After your PCs have been properly motivated we progress to the next element, tension building, otherwise known as rising action for you literary buffs. This is the point in the adventure where the PCs try and go after the objective but face challenges along the way. Tension building is rarely ever a single event but rather a series of events over the course of the adventure. A lot can happen here and it will vary greatly from adventure to adventure with the ultimate goal being a buildup of tension and excitement. Going back to our example, let’s say the PCs have journeyed to the warlord’s fortress, kicked down the door, and charge into his personal chambers ready to throw down. Only they discover that the warlord has already left and is on a campaign of terror, first stop: Backwater.
Then we come to everyone’s favorite narrative beat, the climax. This is the story’s high point, the main confrontation. For most published adventures this section may as well read, “Insert Boss Fight Here”. So the band of heroes in our example race back to Backwater and stop the warlord from sacking the village. There’s a massive confrontation. Swords are swung, spells are slung, and after an epic struggle the PCs triumph.
Finally we have the resolution. This could take several forms depending on the type of story you’re telling. If you’re running a clear-cut pulp style adventure in the tradition of Robert E. Howard’s Conan the Barbarian then once the warlord is defeated and the village is saved the PCs can bask in the fame and glory that is so justly deserved. But if you’re running dark and gritty fantasy like Glenn Cook’s the Black Company then perhaps the defeat of the warlord has left a power vacuum allowing a bigger badder eviler guy to step onto the scene.
Whatever the case, the resolution should serve two main purposes. First it allows the PCs to tie up any loose ends and give them a chance to do something that isn’t action-packed and adrenaline fueled. Second, resolution scenes give a GM a great chance to seed hooks into the next series of adventures.
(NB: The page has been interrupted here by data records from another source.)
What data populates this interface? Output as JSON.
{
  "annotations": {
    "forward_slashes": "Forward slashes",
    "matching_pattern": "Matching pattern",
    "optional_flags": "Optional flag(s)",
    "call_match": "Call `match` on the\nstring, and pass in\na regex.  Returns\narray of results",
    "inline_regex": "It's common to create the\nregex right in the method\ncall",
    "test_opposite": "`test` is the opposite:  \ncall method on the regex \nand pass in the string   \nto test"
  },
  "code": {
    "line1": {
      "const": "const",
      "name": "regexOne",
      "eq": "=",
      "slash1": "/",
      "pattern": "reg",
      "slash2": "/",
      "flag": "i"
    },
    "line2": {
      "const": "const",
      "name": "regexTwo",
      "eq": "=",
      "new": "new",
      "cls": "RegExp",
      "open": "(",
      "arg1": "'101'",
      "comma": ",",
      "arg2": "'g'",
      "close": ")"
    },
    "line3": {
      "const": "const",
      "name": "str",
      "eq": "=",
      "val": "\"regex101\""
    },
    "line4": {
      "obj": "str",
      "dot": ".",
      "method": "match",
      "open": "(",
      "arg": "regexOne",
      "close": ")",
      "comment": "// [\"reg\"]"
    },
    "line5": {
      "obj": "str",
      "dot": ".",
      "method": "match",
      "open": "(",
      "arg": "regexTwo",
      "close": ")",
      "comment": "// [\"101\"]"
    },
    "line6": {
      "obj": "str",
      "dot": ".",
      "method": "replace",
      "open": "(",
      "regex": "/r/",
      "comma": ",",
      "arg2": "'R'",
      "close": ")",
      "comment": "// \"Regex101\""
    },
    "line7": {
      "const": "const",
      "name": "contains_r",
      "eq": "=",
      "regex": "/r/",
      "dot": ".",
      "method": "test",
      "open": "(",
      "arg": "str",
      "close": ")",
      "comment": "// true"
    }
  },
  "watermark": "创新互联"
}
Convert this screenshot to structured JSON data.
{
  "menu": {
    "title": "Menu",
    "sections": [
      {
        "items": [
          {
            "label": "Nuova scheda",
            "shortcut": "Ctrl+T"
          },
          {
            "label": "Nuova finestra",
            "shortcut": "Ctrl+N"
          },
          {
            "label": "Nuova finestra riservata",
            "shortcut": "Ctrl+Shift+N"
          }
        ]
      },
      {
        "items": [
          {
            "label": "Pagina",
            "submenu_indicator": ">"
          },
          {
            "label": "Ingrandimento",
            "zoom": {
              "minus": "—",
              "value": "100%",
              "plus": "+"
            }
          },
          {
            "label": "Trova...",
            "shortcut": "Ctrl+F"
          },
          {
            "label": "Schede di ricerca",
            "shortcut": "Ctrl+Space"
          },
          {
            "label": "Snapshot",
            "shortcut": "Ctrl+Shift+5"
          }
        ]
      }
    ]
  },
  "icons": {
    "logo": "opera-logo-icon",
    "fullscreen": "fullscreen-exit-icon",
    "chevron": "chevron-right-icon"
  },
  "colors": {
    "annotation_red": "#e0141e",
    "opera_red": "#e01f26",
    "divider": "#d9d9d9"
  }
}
Many published adventures gloss over this bit because how you wrap up your games at home is mostly your own business. But it’s important to remember to allow your players some downtime between adventures. Resolution and downtime periods serve as a critical contrast to action packed, high tension encounters and keeps things from becoming bland.
So there you have it. A brief synopsis of literary analysis as applied to an RPG adventure. This certainly isn’t the only way to approach adventure design/preparation. A couple of notable alternatives are the Monomyth, a more high-concept approach to storytelling put forth by American mythologist Joseph Campbell and the 5 Room Dungeon a modular style of dungeon design that can easily be adapted to adventure analysis. Many more words have been written by many other writers on these topics. So I’ll leave you to investigate them for yourselves if you’re interested. You can find more about the Monomyth here and about the 5 Room Dungeon here.
As always feel free to leave questions in the comments section below!